Details You Didn't Know About Martin Luther King, Jr.

Dr. Martin Luther King, Jr. is remembered for his dream of a world of racial, social, and economic equality and for his doctrine of nonviolent civil disobedience as a means to achieve that equality. His legacy is honored every year on the third Monday in January, which falls around his birthday on the 15th. But it was a long, tireless struggle for advocates of King's memory before it finally became a holiday. Although a bill to create the holiday was brought before Congress just four days after his death, that dream wasn't achieved for another 32 years.

And did you know that the only other American whose birthday is honored as a national holiday is George Washington? That's probably not the only thing you didn't know about Martin Luther King, Jr. While the salient details of King's life, such as his iconic "I have a dream" speech, are now canonical in the country's popular history, there's much more to the man than you probably know.

For example, his name at birth wasn't Martin, but Michael King, Jr. According to, his father, Michael, a Baptist pastor, changed his own name after he made a trip to Germany and was moved by the story of the leader of the Protestant Reformation, Martin Luther. He changed his son's name to Martin as well when the child was just five years old.

With MLK day just around the corner, let's take a look at the other aspects of King's life that have gone under the radar since his death.

Martin Luther King Jr. was a genius

The Atlanta Business Chronicle called King a genius for his "togetherness, optimism, and persistence," but he wasn't just wise beyond his years; he was an actual genius who was such an exceptional student that he almost skipped high school entirely. According to Biography, he didn't even bother with grades nine or 11, and enrolled in Atlanta's Morehouse College at just 15 years old. He was the kind of student who is so beyond the level of his other classmates that he was bored, drifting, unmotivated, through his first two years there. Although as a younger man he had not wanted to follow in his father's clerical footsteps, a Bible class in his junior year caused a revival of faith in him, and by his final year at the college, he was ready to tell his dad that he also wanted to go into the ministry.

He graduated with a sociology degree in 1948 and went on to study at the Crozer Theological Seminary in Pennsylvania, where he graduated valedictorian in 1951. He had his Ph.D. from Boston University by the time he was just 25 years old.

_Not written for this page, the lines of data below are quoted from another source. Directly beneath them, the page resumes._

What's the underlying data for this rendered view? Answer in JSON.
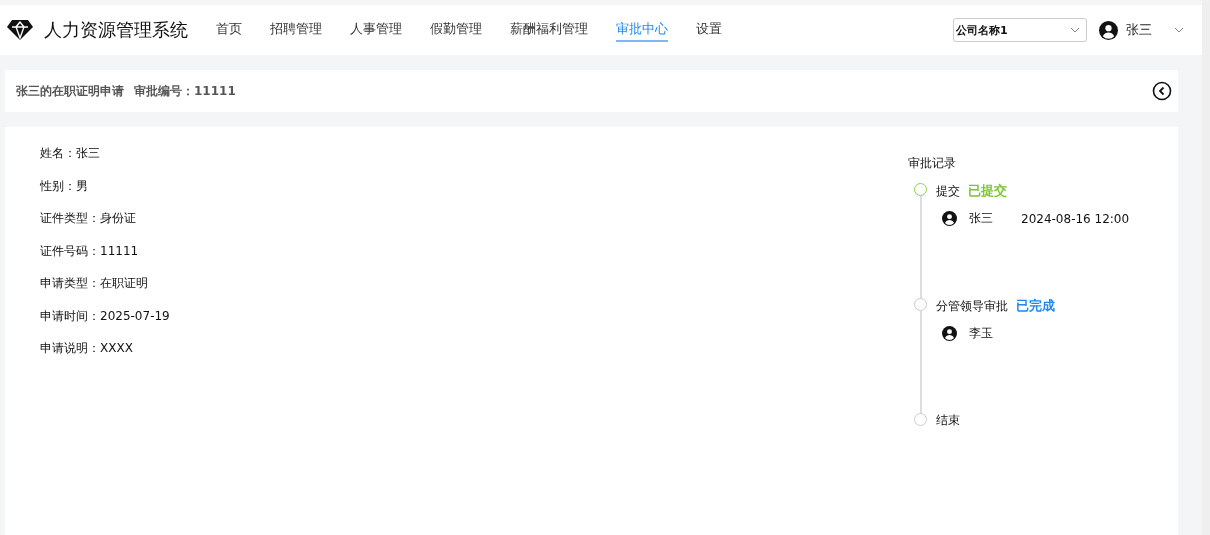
{
  "app": {
    "title": "人力资源管理系统"
  },
  "nav": [
    {
      "label": "首页",
      "selected": false
    },
    {
      "label": "招聘管理",
      "selected": false
    },
    {
      "label": "人事管理",
      "selected": false
    },
    {
      "label": "假勤管理",
      "selected": false
    },
    {
      "label": "薪酬福利管理",
      "selected": false
    },
    {
      "label": "审批中心",
      "selected": true
    },
    {
      "label": "设置",
      "selected": false
    }
  ],
  "company_select": {
    "value": "公司名称1"
  },
  "user": {
    "name": "张三"
  },
  "page_header": {
    "title": "张三的在职证明申请",
    "number_label": "审批编号：11111"
  },
  "fields": [
    {
      "label": "姓名：",
      "value": "张三"
    },
    {
      "label": "性别：",
      "value": "男"
    },
    {
      "label": "证件类型：",
      "value": "身份证"
    },
    {
      "label": "证件号码：",
      "value": "11111"
    },
    {
      "label": "申请类型：",
      "value": "在职证明"
    },
    {
      "label": "申请时间：",
      "value": "2025-07-19"
    },
    {
      "label": "申请说明：",
      "value": "XXXX"
    }
  ],
  "approval_record": {
    "title": "审批记录",
    "steps": [
      {
        "name": "提交",
        "current": true,
        "status": "已提交",
        "color": "#7ec433",
        "person": "张三",
        "time": "2024-08-16 12:00"
      },
      {
        "name": "分管领导审批",
        "current": false,
        "status": "已完成",
        "color": "#1e88f0",
        "person": "李玉"
      },
      {
        "name": "结束",
        "current": false
      }
    ]
  }
}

One of his biggest influences during his formative years was his relationship with Morehouse College President Benjamin E. Mays, an ardent proponent of racial and social justice. Through Mays, King learned how Christianity, under the tenets it professes, could be an instrument for creating the changes he wanted to see in the world.

Martin Luther King Jr. was an ardent opponent of the Vietnam War

King's sense of the justice inherent in Christianity made him speak out against injustice in U.S. foreign policy, as well as racial inequality. In a speech given at Riverside Church in New York City in April 1967 — the full text has been posted online by Stanford University's Martin Luther King Jr. Research and Education Center – King called the United States "the greatest purveyor of violence in the world today." He saw the Vietnam War as "an enemy of the poor," as the country's poor were the ones dying in disproportionately high numbers compared to those of other social classes. He said that while some may have been surprised at him, a civil rights leader, taking up the anti-war charge, his stance on the war clearly came within the scope of his morality as a Christian.

King viewed the war as "but a symptom of a far deeper malady within the American spirit" and said that "if we ignore this sobering reality, we will find ourselves organizing 'clergy and laymen concerned' committees for the next generation." In 2019, Time magazine called this statement "prophecy [that] connects the war in Vietnam with our forever wars today, spread across multiple countries and continents, waged without end."

Unfortunately, with racial justice still drawing people to the streets today and decades-long wars in Afghanistan, Yemen, Iraq, and elsewhere, it appears that we must continue King's work well into the 21st century.